The U.S.S. Enterprise, under the command of Lieutenant Hikaru Sulu, is returning from a mission to deliver medical supplies to Deep Space Station C-15, one of Starfleet’s most distant installations. All is routine until the Enterprise comes within a light-year of the planet Mu Arigulon, when the ship is suddenly thrown from warp and suffers a momentary power cut, having run aground on a spatial distortion not revealed in previous scans of the system. When the pride of Starfleet hits another, much worse distortion, Dr. Leonard McCoy has his hands full caring for officers who have suddenly fallen into comas for no apparent reason. The Enterprise medical team soon discovers that the dying officers are espers—humans with a rare and abnormal level of telepathic and psychic ability.

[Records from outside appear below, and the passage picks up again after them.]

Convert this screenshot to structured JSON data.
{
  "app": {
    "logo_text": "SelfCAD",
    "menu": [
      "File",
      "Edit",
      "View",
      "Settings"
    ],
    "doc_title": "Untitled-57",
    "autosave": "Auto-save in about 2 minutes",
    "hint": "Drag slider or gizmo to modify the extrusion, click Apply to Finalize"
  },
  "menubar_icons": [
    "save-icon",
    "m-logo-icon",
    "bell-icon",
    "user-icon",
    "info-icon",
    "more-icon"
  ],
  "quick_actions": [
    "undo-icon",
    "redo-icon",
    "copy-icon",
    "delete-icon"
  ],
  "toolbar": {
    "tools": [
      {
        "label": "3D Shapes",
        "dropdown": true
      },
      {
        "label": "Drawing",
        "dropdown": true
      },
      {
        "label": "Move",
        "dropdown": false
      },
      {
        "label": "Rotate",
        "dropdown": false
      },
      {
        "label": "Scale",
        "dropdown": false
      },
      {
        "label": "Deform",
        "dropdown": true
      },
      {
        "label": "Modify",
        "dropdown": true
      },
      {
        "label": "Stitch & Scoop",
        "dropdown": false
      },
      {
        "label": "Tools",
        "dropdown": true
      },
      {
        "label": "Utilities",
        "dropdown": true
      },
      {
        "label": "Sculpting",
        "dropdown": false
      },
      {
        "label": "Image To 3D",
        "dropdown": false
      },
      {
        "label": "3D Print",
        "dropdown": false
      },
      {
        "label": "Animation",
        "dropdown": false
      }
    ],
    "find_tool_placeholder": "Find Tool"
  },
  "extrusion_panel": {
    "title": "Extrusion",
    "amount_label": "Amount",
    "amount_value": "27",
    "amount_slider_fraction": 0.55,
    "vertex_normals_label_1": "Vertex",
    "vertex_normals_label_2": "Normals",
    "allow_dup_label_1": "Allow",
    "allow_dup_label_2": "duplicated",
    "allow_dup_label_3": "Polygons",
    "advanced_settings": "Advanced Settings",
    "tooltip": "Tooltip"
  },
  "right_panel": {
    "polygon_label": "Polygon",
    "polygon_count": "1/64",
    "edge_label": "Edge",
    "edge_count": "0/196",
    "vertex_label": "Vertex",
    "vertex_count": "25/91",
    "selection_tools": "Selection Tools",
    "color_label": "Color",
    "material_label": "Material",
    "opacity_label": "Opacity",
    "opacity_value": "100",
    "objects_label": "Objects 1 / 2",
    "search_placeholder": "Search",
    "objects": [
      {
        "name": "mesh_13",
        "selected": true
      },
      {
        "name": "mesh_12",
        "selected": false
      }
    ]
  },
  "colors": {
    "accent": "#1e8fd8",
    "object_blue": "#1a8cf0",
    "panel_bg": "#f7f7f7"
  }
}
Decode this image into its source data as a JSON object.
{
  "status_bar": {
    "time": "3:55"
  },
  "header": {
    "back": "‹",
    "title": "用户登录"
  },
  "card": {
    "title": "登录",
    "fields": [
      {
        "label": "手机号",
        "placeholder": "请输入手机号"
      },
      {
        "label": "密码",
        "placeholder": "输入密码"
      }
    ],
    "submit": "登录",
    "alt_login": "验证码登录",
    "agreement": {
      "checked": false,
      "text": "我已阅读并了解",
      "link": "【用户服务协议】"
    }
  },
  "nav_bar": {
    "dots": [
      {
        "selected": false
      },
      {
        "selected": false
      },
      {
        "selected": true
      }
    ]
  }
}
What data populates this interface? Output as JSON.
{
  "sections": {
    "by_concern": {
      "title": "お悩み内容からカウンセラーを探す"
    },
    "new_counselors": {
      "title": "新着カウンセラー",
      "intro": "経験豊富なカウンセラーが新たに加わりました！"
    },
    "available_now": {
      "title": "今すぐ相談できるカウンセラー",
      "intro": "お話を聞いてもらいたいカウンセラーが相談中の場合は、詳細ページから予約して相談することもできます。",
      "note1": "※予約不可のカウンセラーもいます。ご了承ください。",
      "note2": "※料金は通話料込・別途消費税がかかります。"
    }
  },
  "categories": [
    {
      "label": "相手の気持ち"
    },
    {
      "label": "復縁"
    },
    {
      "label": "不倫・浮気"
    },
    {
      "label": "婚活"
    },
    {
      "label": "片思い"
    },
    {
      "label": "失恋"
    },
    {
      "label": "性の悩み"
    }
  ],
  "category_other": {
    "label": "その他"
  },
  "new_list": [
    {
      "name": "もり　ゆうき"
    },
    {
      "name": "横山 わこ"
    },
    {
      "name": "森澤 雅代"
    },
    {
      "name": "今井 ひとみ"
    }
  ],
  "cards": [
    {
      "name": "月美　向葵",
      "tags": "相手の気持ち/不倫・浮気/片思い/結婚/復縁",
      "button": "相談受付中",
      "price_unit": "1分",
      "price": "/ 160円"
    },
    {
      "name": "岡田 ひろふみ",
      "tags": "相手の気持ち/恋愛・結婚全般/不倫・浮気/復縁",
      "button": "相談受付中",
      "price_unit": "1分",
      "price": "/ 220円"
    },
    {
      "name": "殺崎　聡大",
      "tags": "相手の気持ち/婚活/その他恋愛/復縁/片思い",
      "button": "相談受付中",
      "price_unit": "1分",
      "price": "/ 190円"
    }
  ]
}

With no choice but to link to the officers’ minds in order to come to their aid, McCoy is plunged into a nightmarish dream-world . . . with the end result being nothing short of the possible destruction of the Enterprise and all aboard her. . . .
|Publisher:||Pocket Books/Star Trek|
|Series:||Star Trek: The Original Series|
|Sold by:||SIMON & SCHUSTER|
|File size:||2 MB|
About the Author
MICHAEL SCHUSTER lives in a picturesque Austrian mountain valley, with half a continent and one entire ocean between him and Steve Mollmann. A bank employee by day, he likes to come up with new (or at least relatively unused) ideas that can be turned into stories with loving care and the occasional nudge. With Steve, he is the co-author of two short stories in the anthology Star Trek: The Next Generation: The Sky's the Limit. Their first novel, The Tears of Eridanus, will be released as part of the collection Star Trek: Myriad Universes: Shattered Light this December. Currently, the two are hard at work building their own universe-sized sandbox to play in. More information about them (including annotations for The Future Begins) can be found at http://www.exploringtheuniverse.net/.
Most Helpful Customer Reviews
So -so. Novel divided into two simultaneous adventures: the Kirk and Spock is marginally interesting. The McCoy back story a bit more so. It all adds up to a so-so adventure that's soon forgettable